NYT's Joe Nocera went to Chicago last week to see Sam Zell because he wanted to hear what Zell had to say about "his recent — how to describe it? “Takeover?” “Bear hug?” “Assumption of control?”— of the Tribune Company..."
As it turns out, Mr. Zell doesn’t have a silver bullet either. He seemed to take the view, for instance, that all it would take for the Tribune Company to start generating more ad revenue was a smarter advertising sales approach. And while he said he had ideas he wasn’t ready to unveil until the transaction closed, he didn’t seem to believe, as so many do (myself included), that the news business is going to have to find a different model if it hopes to thrive again. “It is a 160-year-old business that has a lot of history and an opportunity to do a much better job,” he said, speaking of the Tribune Company.
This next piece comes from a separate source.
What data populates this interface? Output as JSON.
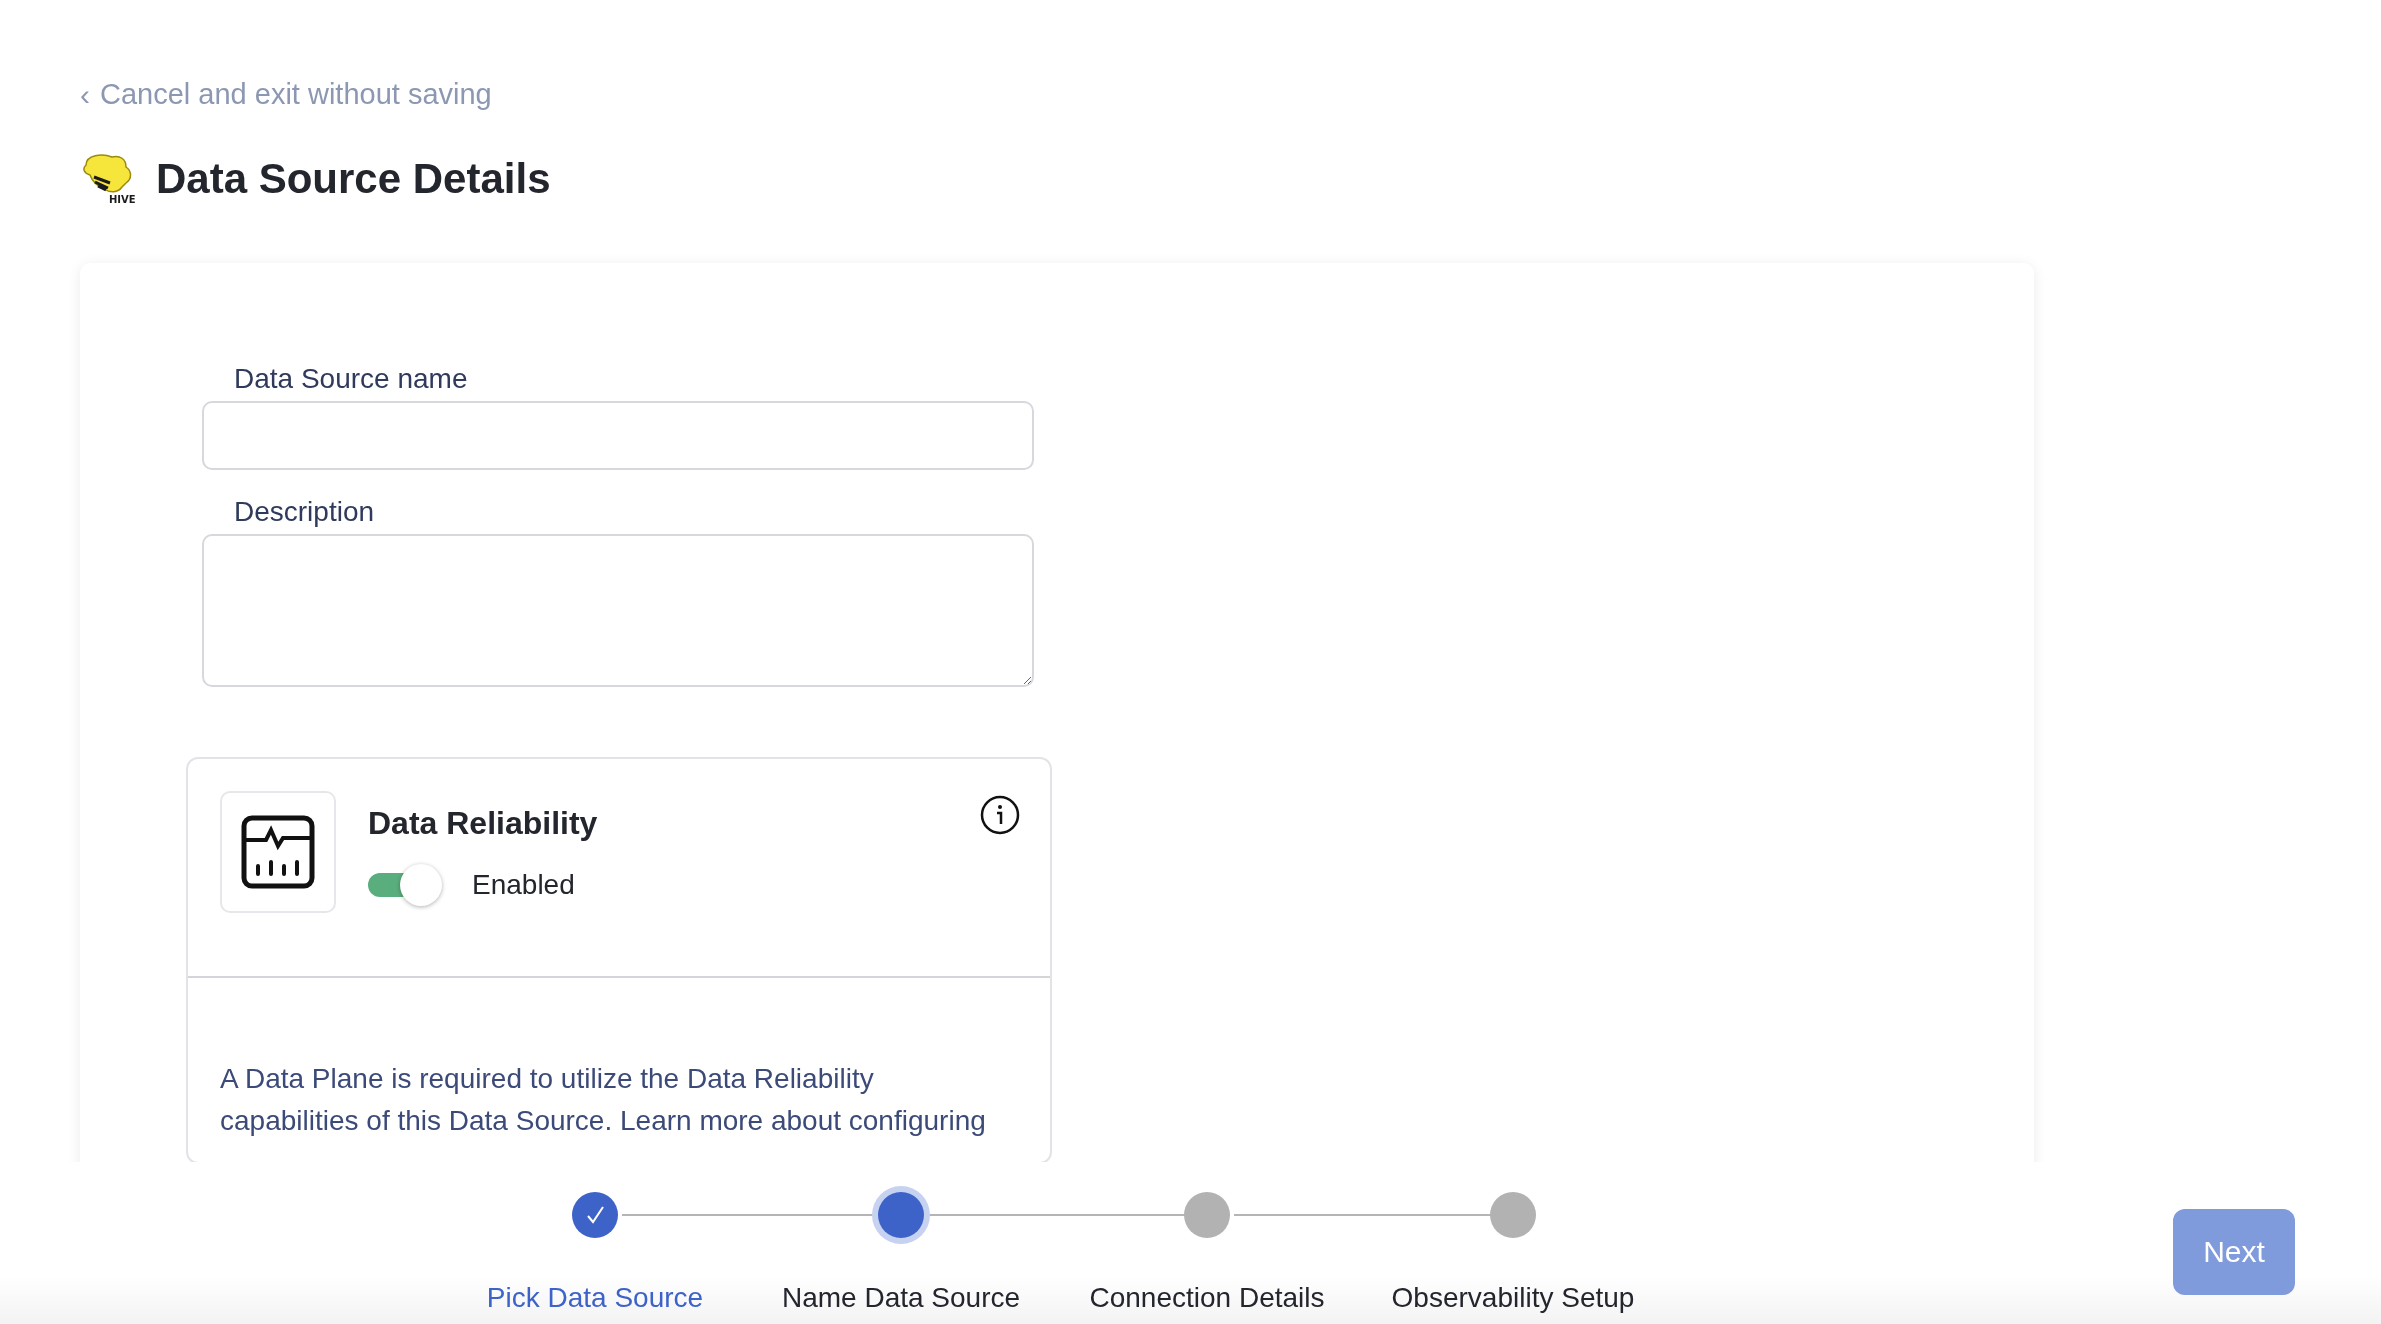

Zell also made it plain that he did the deal not because he harbored some deep feelings about the role of newspapers in a democracy, but because he was getting a good asset on the cheap. “I looked at this as a business transaction,” he told me. “That’s just who I am. My entry point is $34 a share”— and that low price is why he jumped in. (The ESOP trustee negotiated the lower $28 a share for the employees.) He was just doing what he’s done his entire career: buying an out-of-favor asset.